-- THE DATA follows --
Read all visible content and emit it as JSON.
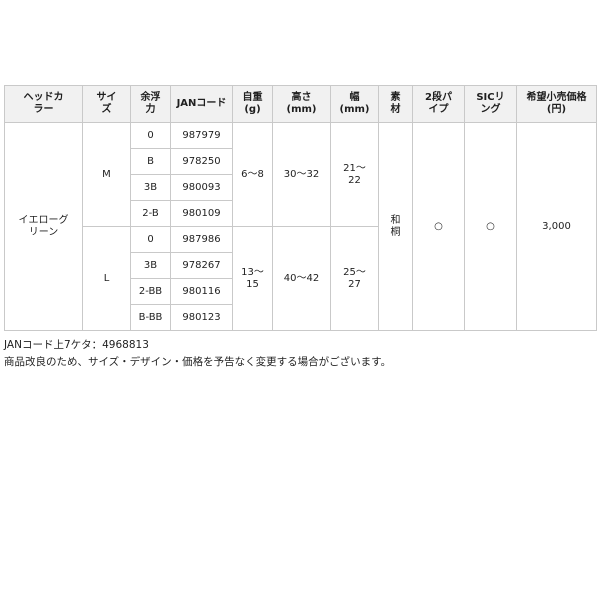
{
  "table": {
    "headers": [
      [
        "ヘッドカ",
        "ラー"
      ],
      [
        "サイ",
        "ズ"
      ],
      [
        "余浮",
        "力"
      ],
      [
        "JANコード"
      ],
      [
        "自重",
        "(g)"
      ],
      [
        "高さ",
        "(mm)"
      ],
      [
        "幅",
        "(mm)"
      ],
      [
        "素",
        "材"
      ],
      [
        "2段パ",
        "イプ"
      ],
      [
        "SICリ",
        "ング"
      ],
      [
        "希望小売価格",
        "(円)"
      ]
    ],
    "head_color": [
      "イエローグ",
      "リーン"
    ],
    "material": [
      "和",
      "桐"
    ],
    "two_step_pipe": "○",
    "sic_ring": "○",
    "price": "3,000",
    "groups": [
      {
        "size": "M",
        "weight": [
          "6〜8"
        ],
        "height": [
          "30〜32"
        ],
        "width": [
          "21〜",
          "22"
        ],
        "rows": [
          {
            "buoyancy": "0",
            "jan": "987979"
          },
          {
            "buoyancy": "B",
            "jan": "978250"
          },
          {
            "buoyancy": "3B",
            "jan": "980093"
          },
          {
            "buoyancy": "2-B",
            "jan": "980109"
          }
        ]
      },
      {
        "size": "L",
        "weight": [
          "13〜",
          "15"
        ],
        "height": [
          "40〜42"
        ],
        "width": [
          "25〜",
          "27"
        ],
        "rows": [
          {
            "buoyancy": "0",
            "jan": "987986"
          },
          {
            "buoyancy": "3B",
            "jan": "978267"
          },
          {
            "buoyancy": "2-BB",
            "jan": "980116"
          },
          {
            "buoyancy": "B-BB",
            "jan": "980123"
          }
        ]
      }
    ]
  },
  "notes": {
    "jan_prefix": "JANコード上7ケタ：4968813",
    "disclaimer": "商品改良のため、サイズ・デザイン・価格を予告なく変更する場合がございます。"
  }
}
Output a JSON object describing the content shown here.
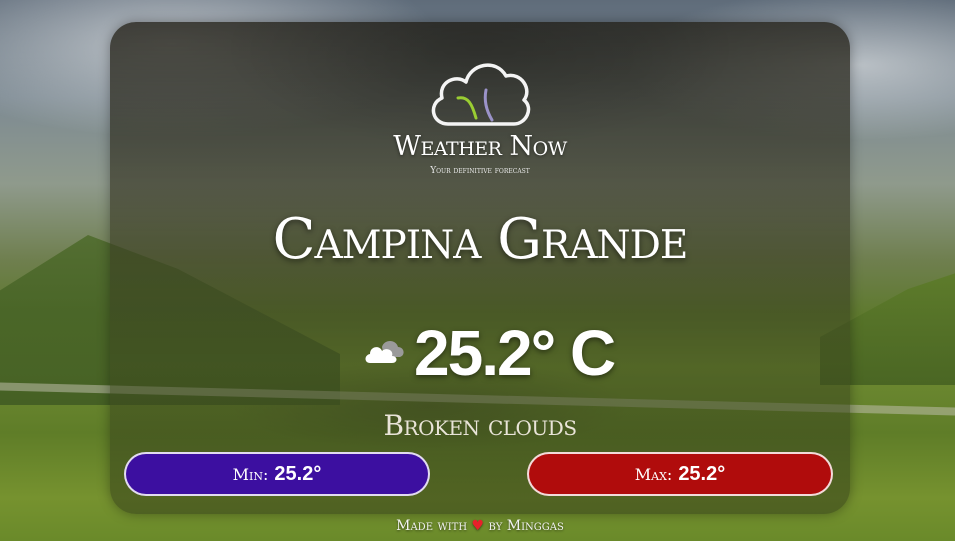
{
  "app": {
    "name": "Weather Now",
    "tagline": "Your definitive forecast"
  },
  "weather": {
    "city": "Campina Grande",
    "temperature": "25.2° C",
    "description": "Broken clouds",
    "icon": "broken-clouds-icon"
  },
  "range": {
    "min_label": "Min:",
    "min_value": "25.2°",
    "max_label": "Max:",
    "max_value": "25.2°"
  },
  "footer": {
    "prefix": "Made with",
    "heart": "♥",
    "suffix": "by Minggas"
  },
  "colors": {
    "min_pill": "#3c0fa0",
    "max_pill": "#b00c0c"
  }
}
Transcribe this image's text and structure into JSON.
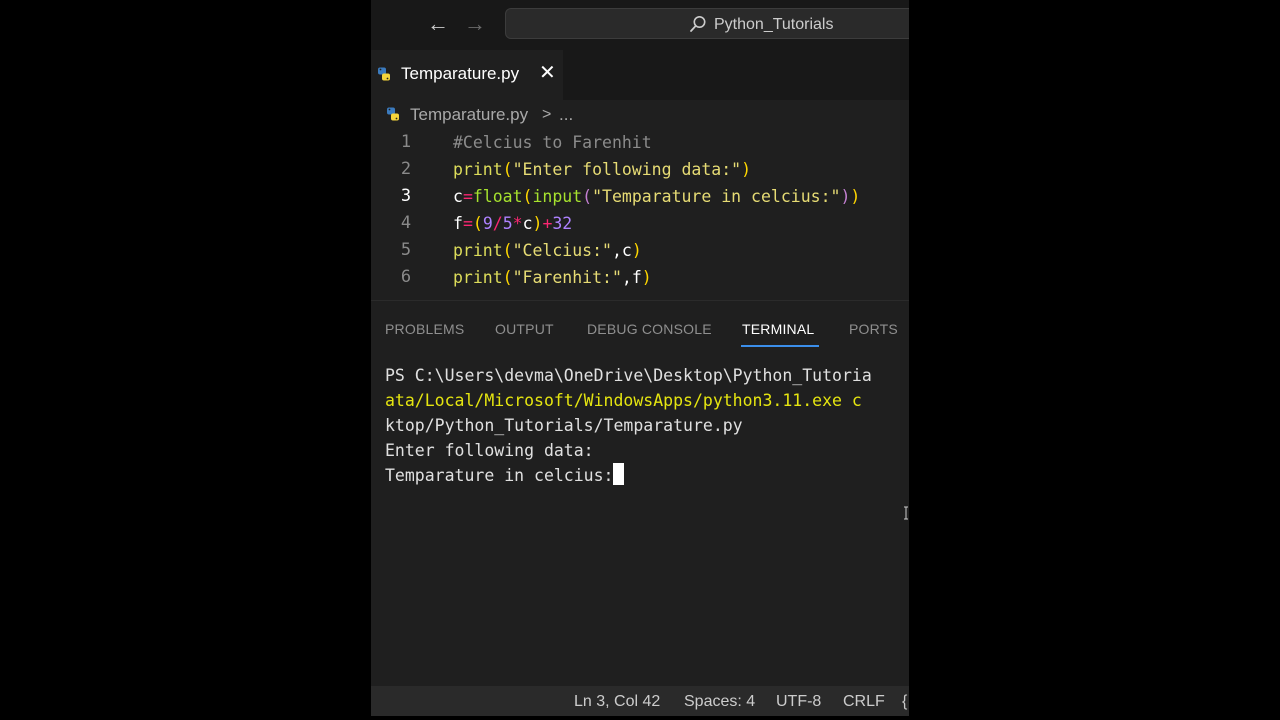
{
  "titlebar": {
    "back_icon": "←",
    "forward_icon": "→",
    "command_center_text": "Python_Tutorials"
  },
  "tab": {
    "label": "Temparature.py",
    "close_icon": "✕"
  },
  "breadcrumb": {
    "file": "Temparature.py",
    "separator": ">",
    "more": "..."
  },
  "editor": {
    "line_numbers": [
      "1",
      "2",
      "3",
      "4",
      "5",
      "6"
    ],
    "active_line": 3,
    "code_lines": [
      [
        {
          "t": "#Celcius to Farenhit",
          "c": "#8b8b8b"
        }
      ],
      [
        {
          "t": "print",
          "c": "#dcdc5a"
        },
        {
          "t": "(",
          "c": "#ffd700"
        },
        {
          "t": "\"Enter following data:\"",
          "c": "#e6db74"
        },
        {
          "t": ")",
          "c": "#ffd700"
        }
      ],
      [
        {
          "t": "c",
          "c": "#ffffff"
        },
        {
          "t": "=",
          "c": "#f92672"
        },
        {
          "t": "float",
          "c": "#a6e22e"
        },
        {
          "t": "(",
          "c": "#ffd700"
        },
        {
          "t": "input",
          "c": "#a6e22e"
        },
        {
          "t": "(",
          "c": "#c27fd1"
        },
        {
          "t": "\"Temparature in celcius:\"",
          "c": "#e6db74"
        },
        {
          "t": ")",
          "c": "#c27fd1"
        },
        {
          "t": ")",
          "c": "#ffd700"
        }
      ],
      [
        {
          "t": "f",
          "c": "#ffffff"
        },
        {
          "t": "=",
          "c": "#f92672"
        },
        {
          "t": "(",
          "c": "#ffd700"
        },
        {
          "t": "9",
          "c": "#ae81ff"
        },
        {
          "t": "/",
          "c": "#f92672"
        },
        {
          "t": "5",
          "c": "#ae81ff"
        },
        {
          "t": "*",
          "c": "#f92672"
        },
        {
          "t": "c",
          "c": "#ffffff"
        },
        {
          "t": ")",
          "c": "#ffd700"
        },
        {
          "t": "+",
          "c": "#f92672"
        },
        {
          "t": "32",
          "c": "#ae81ff"
        }
      ],
      [
        {
          "t": "print",
          "c": "#dcdc5a"
        },
        {
          "t": "(",
          "c": "#ffd700"
        },
        {
          "t": "\"Celcius:\"",
          "c": "#e6db74"
        },
        {
          "t": ",c",
          "c": "#ffffff"
        },
        {
          "t": ")",
          "c": "#ffd700"
        }
      ],
      [
        {
          "t": "print",
          "c": "#dcdc5a"
        },
        {
          "t": "(",
          "c": "#ffd700"
        },
        {
          "t": "\"Farenhit:\"",
          "c": "#e6db74"
        },
        {
          "t": ",f",
          "c": "#ffffff"
        },
        {
          "t": ")",
          "c": "#ffd700"
        }
      ]
    ]
  },
  "panel": {
    "tabs": {
      "problems": "PROBLEMS",
      "output": "OUTPUT",
      "debug_console": "DEBUG CONSOLE",
      "terminal": "TERMINAL",
      "ports": "PORTS"
    },
    "active_tab": "TERMINAL",
    "terminal_lines": [
      {
        "text": "PS C:\\Users\\devma\\OneDrive\\Desktop\\Python_Tutoria",
        "style": "normal"
      },
      {
        "text": "ata/Local/Microsoft/WindowsApps/python3.11.exe c",
        "style": "yellow"
      },
      {
        "text": "ktop/Python_Tutorials/Temparature.py",
        "style": "normal"
      },
      {
        "text": "Enter following data:",
        "style": "normal"
      },
      {
        "text": "Temparature in celcius:",
        "style": "normal",
        "cursor": true
      }
    ]
  },
  "statusbar": {
    "position": "Ln 3, Col 42",
    "spaces": "Spaces: 4",
    "encoding": "UTF-8",
    "eol": "CRLF",
    "language_icon": "{"
  },
  "colors": {
    "editor_bg": "#1f1f1f",
    "chrome_bg": "#181818",
    "accent": "#3b8eea",
    "python_blue": "#3b7bbf",
    "python_yellow": "#f5d43b"
  }
}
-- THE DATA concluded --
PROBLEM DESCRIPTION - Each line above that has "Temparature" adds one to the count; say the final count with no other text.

ANSWER TO THE PROBLEM - 5